Last week, the ABA Standing Committee on Ethics and Professional Responsibility issued a new formal opinion on duties of prosecutors.
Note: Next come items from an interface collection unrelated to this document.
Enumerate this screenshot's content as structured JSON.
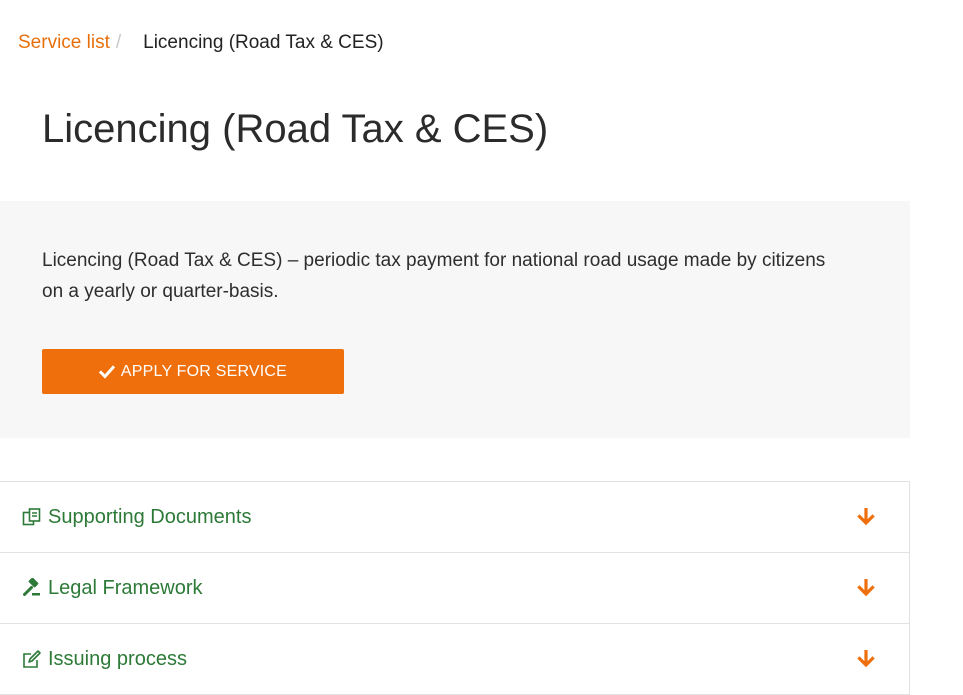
{
  "breadcrumb": {
    "parent": "Service list",
    "separator": "/",
    "current": "Licencing (Road Tax & CES)"
  },
  "page_title": "Licencing (Road Tax & CES)",
  "info": {
    "description": "Licencing (Road Tax & CES) – periodic tax payment for national road usage made by citizens on a yearly or quarter-basis.",
    "apply_label": "APPLY FOR SERVICE",
    "apply_icon": "check-icon"
  },
  "accordion": {
    "items": [
      {
        "label": "Supporting Documents",
        "icon": "documents-icon"
      },
      {
        "label": "Legal Framework",
        "icon": "gavel-icon"
      },
      {
        "label": "Issuing process",
        "icon": "edit-icon"
      }
    ],
    "expand_icon": "arrow-down-icon"
  },
  "colors": {
    "accent": "#ef6f0c",
    "link": "#e8700c",
    "section_label": "#2d7a38",
    "panel_bg": "#f7f7f7"
  }
}
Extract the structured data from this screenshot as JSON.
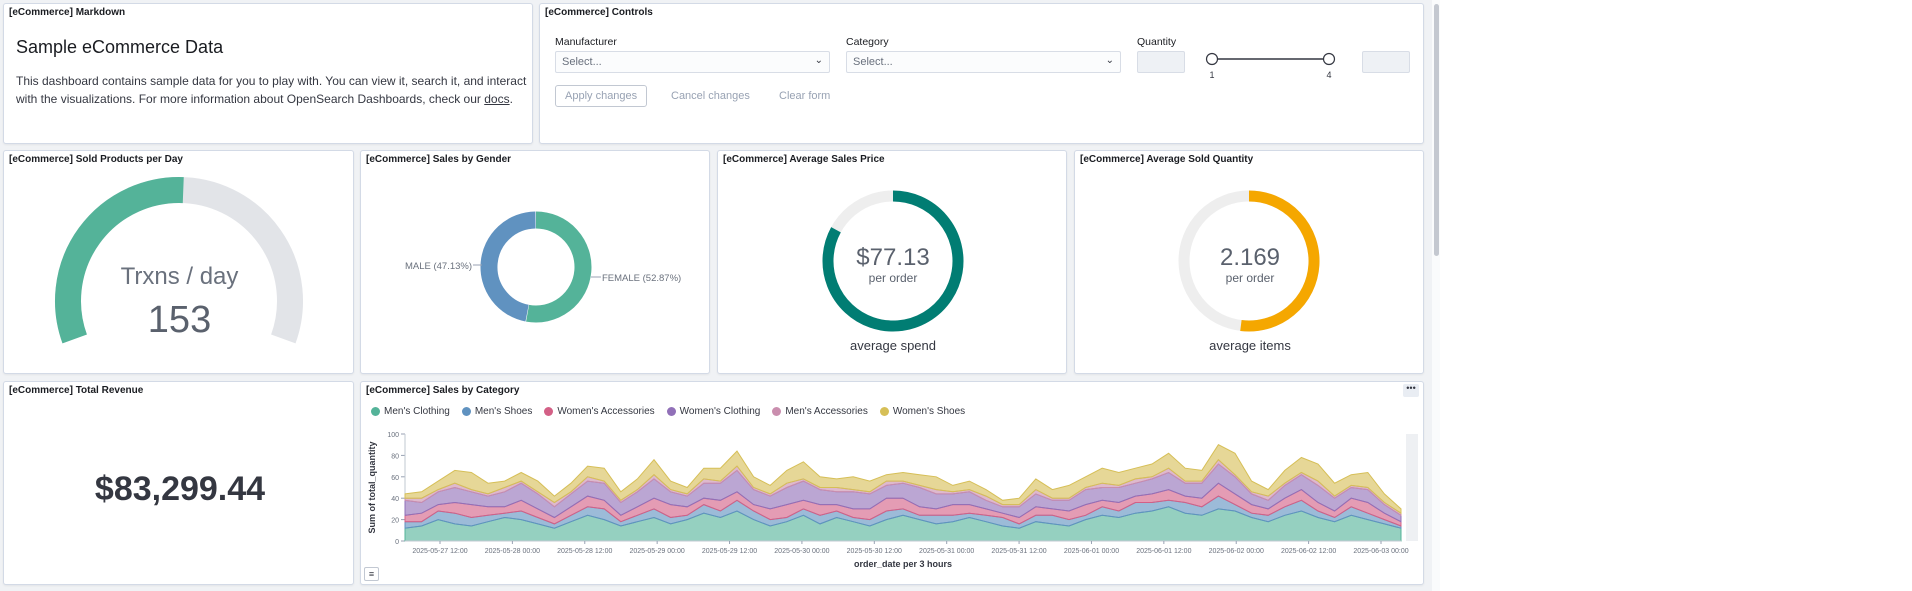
{
  "markdown": {
    "title": "[eCommerce] Markdown",
    "heading": "Sample eCommerce Data",
    "body_text": "This dashboard contains sample data for you to play with. You can view it, search it, and interact with the visualizations. For more information about OpenSearch Dashboards, check our ",
    "link_text": "docs",
    "body_end": "."
  },
  "controls": {
    "title": "[eCommerce] Controls",
    "manufacturer_label": "Manufacturer",
    "manufacturer_placeholder": "Select...",
    "category_label": "Category",
    "category_placeholder": "Select...",
    "quantity_label": "Quantity",
    "slider_min": "1",
    "slider_max": "4",
    "apply_label": "Apply changes",
    "cancel_label": "Cancel changes",
    "clear_label": "Clear form"
  },
  "sold_products": {
    "title": "[eCommerce] Sold Products per Day",
    "label": "Trxns / day",
    "value": "153",
    "fill_fraction": 0.51,
    "color": "#54b399"
  },
  "sales_gender": {
    "title": "[eCommerce] Sales by Gender",
    "male_label": "MALE (47.13%)",
    "female_label": "FEMALE (52.87%)",
    "male_pct": 47.13,
    "female_pct": 52.87,
    "male_color": "#6092c0",
    "female_color": "#54b399"
  },
  "avg_price": {
    "title": "[eCommerce] Average Sales Price",
    "value": "$77.13",
    "sub": "per order",
    "caption": "average spend",
    "fill_fraction": 0.83,
    "color": "#017d73"
  },
  "avg_qty": {
    "title": "[eCommerce] Average Sold Quantity",
    "value": "2.169",
    "sub": "per order",
    "caption": "average items",
    "fill_fraction": 0.52,
    "color": "#f5a700"
  },
  "revenue": {
    "title": "[eCommerce] Total Revenue",
    "value": "$83,299.44"
  },
  "sales_category": {
    "title": "[eCommerce] Sales by Category",
    "menu_icon": "ellipsis-icon",
    "legend_icon": "list-icon"
  },
  "chart_data": {
    "type": "area",
    "stacked": true,
    "xlabel": "order_date per 3 hours",
    "ylabel": "Sum of total_quantity",
    "ylim": [
      0,
      100
    ],
    "yticks": [
      0,
      20,
      40,
      60,
      80,
      100
    ],
    "xticks": [
      "2025-05-27 12:00",
      "2025-05-28 00:00",
      "2025-05-28 12:00",
      "2025-05-29 00:00",
      "2025-05-29 12:00",
      "2025-05-30 00:00",
      "2025-05-30 12:00",
      "2025-05-31 00:00",
      "2025-05-31 12:00",
      "2025-06-01 00:00",
      "2025-06-01 12:00",
      "2025-06-02 00:00",
      "2025-06-02 12:00",
      "2025-06-03 00:00"
    ],
    "legend_position": "top",
    "series": [
      {
        "name": "Men's Clothing",
        "color": "#54b399",
        "values": [
          12,
          14,
          20,
          16,
          14,
          18,
          22,
          20,
          16,
          12,
          18,
          24,
          20,
          14,
          18,
          22,
          16,
          20,
          26,
          22,
          28,
          20,
          14,
          18,
          24,
          16,
          22,
          18,
          14,
          20,
          24,
          20,
          16,
          18,
          22,
          18,
          14,
          12,
          18,
          16,
          14,
          20,
          24,
          22,
          26,
          28,
          32,
          26,
          24,
          30,
          28,
          22,
          18,
          24,
          28,
          22,
          18,
          24,
          20,
          16,
          12
        ]
      },
      {
        "name": "Men's Shoes",
        "color": "#6092c0",
        "values": [
          6,
          4,
          8,
          10,
          8,
          6,
          4,
          8,
          6,
          4,
          6,
          8,
          10,
          4,
          6,
          8,
          6,
          4,
          8,
          6,
          10,
          8,
          6,
          4,
          6,
          8,
          6,
          4,
          6,
          8,
          6,
          4,
          8,
          6,
          4,
          6,
          8,
          4,
          6,
          8,
          6,
          4,
          8,
          6,
          10,
          8,
          6,
          10,
          8,
          12,
          6,
          4,
          6,
          8,
          10,
          6,
          4,
          8,
          6,
          4,
          2
        ]
      },
      {
        "name": "Women's Accessories",
        "color": "#d36086",
        "values": [
          6,
          8,
          6,
          10,
          12,
          8,
          6,
          10,
          8,
          6,
          8,
          10,
          8,
          6,
          8,
          10,
          12,
          8,
          6,
          10,
          8,
          6,
          10,
          12,
          8,
          10,
          6,
          8,
          10,
          12,
          10,
          8,
          6,
          10,
          8,
          6,
          4,
          6,
          8,
          6,
          8,
          10,
          6,
          8,
          6,
          8,
          10,
          6,
          8,
          12,
          10,
          8,
          6,
          8,
          10,
          8,
          6,
          8,
          10,
          6,
          4
        ]
      },
      {
        "name": "Women's Clothing",
        "color": "#9170b8",
        "values": [
          14,
          10,
          12,
          14,
          12,
          10,
          14,
          16,
          14,
          10,
          12,
          14,
          16,
          12,
          14,
          18,
          12,
          10,
          14,
          16,
          20,
          14,
          12,
          16,
          18,
          14,
          12,
          16,
          14,
          12,
          14,
          18,
          14,
          10,
          12,
          8,
          6,
          10,
          12,
          8,
          10,
          14,
          12,
          14,
          12,
          14,
          16,
          12,
          14,
          18,
          16,
          10,
          8,
          12,
          14,
          16,
          12,
          10,
          12,
          8,
          6
        ]
      },
      {
        "name": "Men's Accessories",
        "color": "#ca8eae",
        "values": [
          2,
          4,
          2,
          4,
          2,
          2,
          4,
          2,
          2,
          4,
          2,
          4,
          2,
          2,
          2,
          4,
          2,
          2,
          4,
          2,
          4,
          2,
          2,
          4,
          2,
          2,
          4,
          2,
          2,
          4,
          2,
          2,
          4,
          2,
          2,
          4,
          2,
          2,
          4,
          2,
          2,
          2,
          4,
          2,
          4,
          2,
          4,
          2,
          2,
          4,
          2,
          2,
          4,
          2,
          2,
          4,
          2,
          2,
          2,
          2,
          2
        ]
      },
      {
        "name": "Women's Shoes",
        "color": "#d6bf57",
        "values": [
          4,
          6,
          8,
          12,
          16,
          10,
          6,
          8,
          10,
          6,
          8,
          10,
          12,
          8,
          10,
          14,
          8,
          6,
          10,
          12,
          14,
          10,
          8,
          12,
          16,
          10,
          8,
          12,
          10,
          6,
          8,
          10,
          12,
          6,
          8,
          6,
          4,
          6,
          10,
          8,
          12,
          10,
          14,
          12,
          10,
          12,
          14,
          12,
          10,
          14,
          20,
          10,
          6,
          12,
          14,
          16,
          12,
          10,
          14,
          8,
          4
        ]
      }
    ]
  }
}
See Opinion 486, available here.
As you probably know, prosecutors have a special role in the judicial system because they do not only litigate on behalf of the state, they are also considered "ministers of justice." This puts them in what appears to be somewhat of a contradictory position in that they have to, at the same time, prosecute the defendant while protecting the defendant's rights.
According to the chair of the Committee, hundreds of times weekly, prosecutors negotiate plea deals with misdemeanor defendants who lack counsel and may agree to unfair dispositions, which creates a disproportionate risk of harm for the poor and minorities, who are disproportionately represented among the defendant population.
For this reason, the new opinion reminds prosecutors of their duties to ensure that the accused has a reasonable opportunity to obtain counsel, that decisions to resolve a case through plea bargaining are grounded in the prosecutor’s independent assessment of the case, and that prosecutors reveal known collateral consequences, which may include deportation and the loss of eligibility for a wide range of public services, including food assistance and public housing.
The ABA Journal has more on the story.